Beef is graded in two ways, quality grades for tenderness, juiciness, and flavour and yield grades for the amount of usable lean meat from the carcass.

When it comes to grading beef, marbling is everything. The more marbling, the higher the quality grading.


note USDA is an international standardizaion , The Zimbabwean beef industry moved recently from a carcass grading system to a new carcass
classification system (Zimbabwean Carcass Classification & Grading Regulations, 2016). Under the new
system, beef carcasses are classified based on maturity (age), fat cover, conformation, gender and bruising
. In terms of age, carcasses are categorized into three classes (Table 3) according to the number of
erupted permanent incisor teeth in young cattle and the degree of spinal ossification in carcasses of fullmouth cattle. Fat cover is assessed objectively through subcutaneous backfat depth measured 5 cm laterally from the midline cut between 10th and 11th ribs and carcasses are allotted to one of five classes


There are eight beef quality grades (8) set by the USDA. Beef is assessed by highly-skilled  meat graders that determine where it is categorized.

Listed from highest to lowest quality:

  1. Prime
  2. Choice
  3. Select
  4.  Standard
  5. Commercial
  6. Utility
  7.  Cutter
  8. Canner

Many people mistake Wagyu for a beef grade, but it is not.  Wagyu stands for “Japanese cow.”
Wagyu beef is based on the Japanese Meat Grading Association (JMGA) guidelines. Wagyu is graded based on a 1 to 5 scoring system, with one representing poor and five representing excellent.Unlike USDA grading, Wagyu is assessed on the color and texture of the meat and fat. Like USDA grading, marbling is also assessed.

Prime beef is produced from young, well-fed steers (male cattle) where the marbling is abundant (8 to 13 percent fat). The age of the steers selected range between 9 to 42 months. They are not produced from heifers (younger female cattle) because heifers are used for breeding, and therefore the meat is tougher.

Cattle raised on grain will have more marbling than grass-fed beef. What’s interesting about this is that many people prefer grass-fed beef (with less marbling) because of its flavor.

Marbling Explained
Marbling is the white streaks of fat within lean sections of meat. It gets this name because it looks similar to a marble pattern. These white streaks melt away when cooking, hence the term “mouth-watering flavor.”

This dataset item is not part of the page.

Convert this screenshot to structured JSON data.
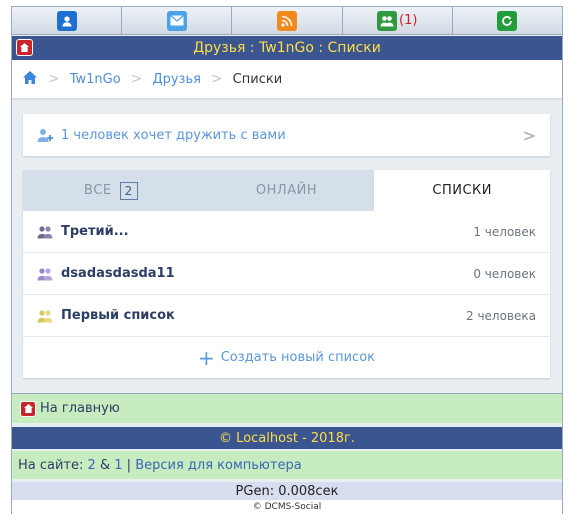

Choice beef is high-quality beef that comes from younger cattle, but it has less marbling than prime (4 to 10 percent). Choice grade beef accounts for approximately half of all graded beef. The age of the steers selected range between 9 to 96 months.

Select beef is leaner than prime and choice beef cuts because it has a lot less marbling (2 to 4 percent). Since it does not have as much (if any) marbling, it may be dry, tough in texture, and lacking in flavor.

 Standard and commercial beef grades are often sold as ungraded or as store brand beef.

Cattle producers who would like their beef to be graded must pay a service fee. USDA grading differs from mandatory meat inspections. Meat inspections are required by law, but they do not consider the quality and tenderness of the beef.

Since standard and commercial beef is ungraded, you run the risk of buying beef that lacks flavor and is not as tender as USDA graded alternatives.